*Task to carry out*
Filter these entries down to lines holding "subtitle".

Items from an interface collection
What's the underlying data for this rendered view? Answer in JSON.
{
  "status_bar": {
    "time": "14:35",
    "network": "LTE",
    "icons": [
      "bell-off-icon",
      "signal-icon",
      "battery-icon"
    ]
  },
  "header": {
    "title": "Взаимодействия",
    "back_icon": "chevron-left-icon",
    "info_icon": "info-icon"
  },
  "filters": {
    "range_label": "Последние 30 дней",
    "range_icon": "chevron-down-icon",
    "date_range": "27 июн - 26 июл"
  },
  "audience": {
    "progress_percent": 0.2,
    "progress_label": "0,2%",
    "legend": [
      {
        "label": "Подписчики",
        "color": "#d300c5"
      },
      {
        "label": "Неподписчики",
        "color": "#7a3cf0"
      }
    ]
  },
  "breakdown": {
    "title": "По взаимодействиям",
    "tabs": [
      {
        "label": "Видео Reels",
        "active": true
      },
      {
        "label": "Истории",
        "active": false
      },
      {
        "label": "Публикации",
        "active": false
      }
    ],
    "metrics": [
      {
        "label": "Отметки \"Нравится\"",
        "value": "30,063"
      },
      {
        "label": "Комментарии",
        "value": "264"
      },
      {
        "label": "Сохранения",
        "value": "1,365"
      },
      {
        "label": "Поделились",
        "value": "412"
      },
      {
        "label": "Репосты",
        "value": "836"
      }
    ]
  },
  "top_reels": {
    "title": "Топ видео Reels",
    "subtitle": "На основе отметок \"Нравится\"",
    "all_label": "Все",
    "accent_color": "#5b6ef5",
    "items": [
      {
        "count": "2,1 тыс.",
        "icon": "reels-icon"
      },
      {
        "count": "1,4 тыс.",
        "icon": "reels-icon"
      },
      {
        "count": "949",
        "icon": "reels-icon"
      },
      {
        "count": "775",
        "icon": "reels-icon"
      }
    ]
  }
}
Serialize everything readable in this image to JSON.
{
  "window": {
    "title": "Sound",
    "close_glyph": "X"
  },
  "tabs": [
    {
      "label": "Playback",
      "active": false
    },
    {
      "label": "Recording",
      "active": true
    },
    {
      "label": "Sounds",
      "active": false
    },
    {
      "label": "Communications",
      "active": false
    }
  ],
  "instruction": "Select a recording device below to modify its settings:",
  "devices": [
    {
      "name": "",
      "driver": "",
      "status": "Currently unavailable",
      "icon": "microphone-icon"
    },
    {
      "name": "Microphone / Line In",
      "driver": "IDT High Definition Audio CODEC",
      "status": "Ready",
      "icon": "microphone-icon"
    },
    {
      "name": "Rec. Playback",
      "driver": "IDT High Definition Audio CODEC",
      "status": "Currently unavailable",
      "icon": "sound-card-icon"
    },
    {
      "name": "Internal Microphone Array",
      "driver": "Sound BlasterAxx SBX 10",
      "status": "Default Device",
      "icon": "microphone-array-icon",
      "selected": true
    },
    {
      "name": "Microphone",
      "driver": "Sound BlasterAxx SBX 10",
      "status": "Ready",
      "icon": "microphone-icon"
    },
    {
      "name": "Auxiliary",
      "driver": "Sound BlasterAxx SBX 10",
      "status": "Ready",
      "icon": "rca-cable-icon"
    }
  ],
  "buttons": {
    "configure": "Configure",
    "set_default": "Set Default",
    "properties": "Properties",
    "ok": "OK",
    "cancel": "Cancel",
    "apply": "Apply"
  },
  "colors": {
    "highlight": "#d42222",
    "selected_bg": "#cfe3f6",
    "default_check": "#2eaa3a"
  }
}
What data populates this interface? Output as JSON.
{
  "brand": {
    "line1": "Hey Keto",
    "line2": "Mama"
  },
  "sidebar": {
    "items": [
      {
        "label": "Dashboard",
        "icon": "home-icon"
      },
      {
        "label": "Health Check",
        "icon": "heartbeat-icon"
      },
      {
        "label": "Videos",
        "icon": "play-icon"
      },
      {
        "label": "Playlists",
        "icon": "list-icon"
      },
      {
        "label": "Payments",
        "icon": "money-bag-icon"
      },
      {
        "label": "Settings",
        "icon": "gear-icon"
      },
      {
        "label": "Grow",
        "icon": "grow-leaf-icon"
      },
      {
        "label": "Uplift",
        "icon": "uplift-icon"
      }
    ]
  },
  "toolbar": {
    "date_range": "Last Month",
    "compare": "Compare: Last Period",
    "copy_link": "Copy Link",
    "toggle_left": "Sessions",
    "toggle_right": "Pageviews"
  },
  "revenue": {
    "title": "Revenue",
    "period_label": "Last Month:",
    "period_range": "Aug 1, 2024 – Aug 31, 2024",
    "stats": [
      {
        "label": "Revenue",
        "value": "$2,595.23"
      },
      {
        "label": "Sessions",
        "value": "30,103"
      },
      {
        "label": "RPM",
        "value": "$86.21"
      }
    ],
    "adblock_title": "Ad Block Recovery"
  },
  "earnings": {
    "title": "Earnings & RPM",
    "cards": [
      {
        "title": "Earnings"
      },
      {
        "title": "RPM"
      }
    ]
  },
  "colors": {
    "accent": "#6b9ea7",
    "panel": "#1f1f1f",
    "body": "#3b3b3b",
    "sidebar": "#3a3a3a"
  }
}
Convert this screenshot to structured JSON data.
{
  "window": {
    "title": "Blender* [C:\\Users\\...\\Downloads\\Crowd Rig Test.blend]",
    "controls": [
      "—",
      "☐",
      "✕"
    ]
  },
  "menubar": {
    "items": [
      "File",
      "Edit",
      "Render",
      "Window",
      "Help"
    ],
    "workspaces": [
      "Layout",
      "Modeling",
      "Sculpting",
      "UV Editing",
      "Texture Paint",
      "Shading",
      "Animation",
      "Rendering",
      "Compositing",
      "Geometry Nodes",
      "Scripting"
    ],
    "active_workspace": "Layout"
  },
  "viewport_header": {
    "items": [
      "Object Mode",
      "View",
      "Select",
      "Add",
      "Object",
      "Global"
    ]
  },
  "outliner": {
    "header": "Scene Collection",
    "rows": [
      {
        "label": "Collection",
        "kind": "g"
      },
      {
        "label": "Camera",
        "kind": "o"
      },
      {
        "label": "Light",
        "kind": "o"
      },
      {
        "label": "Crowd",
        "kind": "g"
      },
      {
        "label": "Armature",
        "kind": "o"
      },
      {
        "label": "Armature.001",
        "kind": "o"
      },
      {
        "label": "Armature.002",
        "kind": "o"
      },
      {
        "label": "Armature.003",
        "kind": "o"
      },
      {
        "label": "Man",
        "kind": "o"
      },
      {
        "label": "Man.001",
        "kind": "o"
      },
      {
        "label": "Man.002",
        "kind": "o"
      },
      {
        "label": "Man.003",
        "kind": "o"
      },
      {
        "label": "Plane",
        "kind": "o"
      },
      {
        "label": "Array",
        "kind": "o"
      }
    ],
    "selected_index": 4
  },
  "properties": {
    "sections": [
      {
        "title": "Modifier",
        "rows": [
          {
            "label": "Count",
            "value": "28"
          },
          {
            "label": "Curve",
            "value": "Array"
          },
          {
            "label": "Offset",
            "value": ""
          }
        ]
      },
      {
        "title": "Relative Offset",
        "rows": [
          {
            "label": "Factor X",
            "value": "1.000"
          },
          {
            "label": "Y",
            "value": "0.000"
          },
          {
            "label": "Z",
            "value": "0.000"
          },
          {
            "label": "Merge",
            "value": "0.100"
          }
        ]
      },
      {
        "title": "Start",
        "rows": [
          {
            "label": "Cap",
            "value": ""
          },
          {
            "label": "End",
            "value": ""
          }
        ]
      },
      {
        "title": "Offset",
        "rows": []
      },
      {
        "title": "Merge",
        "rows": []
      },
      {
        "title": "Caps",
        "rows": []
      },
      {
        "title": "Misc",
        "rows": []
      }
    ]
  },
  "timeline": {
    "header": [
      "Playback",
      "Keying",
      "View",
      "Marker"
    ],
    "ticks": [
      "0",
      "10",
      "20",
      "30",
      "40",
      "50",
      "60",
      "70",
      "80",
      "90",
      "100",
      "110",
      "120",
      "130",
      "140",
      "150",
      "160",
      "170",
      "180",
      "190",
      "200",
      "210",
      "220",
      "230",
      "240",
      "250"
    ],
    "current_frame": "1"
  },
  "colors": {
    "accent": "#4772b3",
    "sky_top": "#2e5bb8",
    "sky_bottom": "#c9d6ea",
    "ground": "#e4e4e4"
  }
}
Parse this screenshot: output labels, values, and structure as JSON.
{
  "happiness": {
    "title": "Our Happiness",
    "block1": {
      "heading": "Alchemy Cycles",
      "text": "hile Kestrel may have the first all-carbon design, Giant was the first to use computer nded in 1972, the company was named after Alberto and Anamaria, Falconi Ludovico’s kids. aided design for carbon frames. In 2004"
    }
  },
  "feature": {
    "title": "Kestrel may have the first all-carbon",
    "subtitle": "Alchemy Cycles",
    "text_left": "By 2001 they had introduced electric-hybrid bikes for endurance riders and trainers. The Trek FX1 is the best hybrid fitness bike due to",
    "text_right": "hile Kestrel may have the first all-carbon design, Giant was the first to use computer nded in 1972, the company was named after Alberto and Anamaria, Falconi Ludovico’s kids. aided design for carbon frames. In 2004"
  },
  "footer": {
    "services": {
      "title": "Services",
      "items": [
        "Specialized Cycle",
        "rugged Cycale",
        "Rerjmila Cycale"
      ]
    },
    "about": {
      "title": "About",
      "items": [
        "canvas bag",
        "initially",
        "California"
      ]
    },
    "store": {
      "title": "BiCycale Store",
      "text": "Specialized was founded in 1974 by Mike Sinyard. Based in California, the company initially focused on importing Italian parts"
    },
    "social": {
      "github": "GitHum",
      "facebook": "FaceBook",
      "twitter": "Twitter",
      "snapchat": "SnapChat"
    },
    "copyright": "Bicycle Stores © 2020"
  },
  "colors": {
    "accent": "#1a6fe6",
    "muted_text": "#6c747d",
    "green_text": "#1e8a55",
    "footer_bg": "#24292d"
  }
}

*Task response*
    "subtitle": "На основе отметок \"Нравится\"",
    "subtitle": "Alchemy Cycles",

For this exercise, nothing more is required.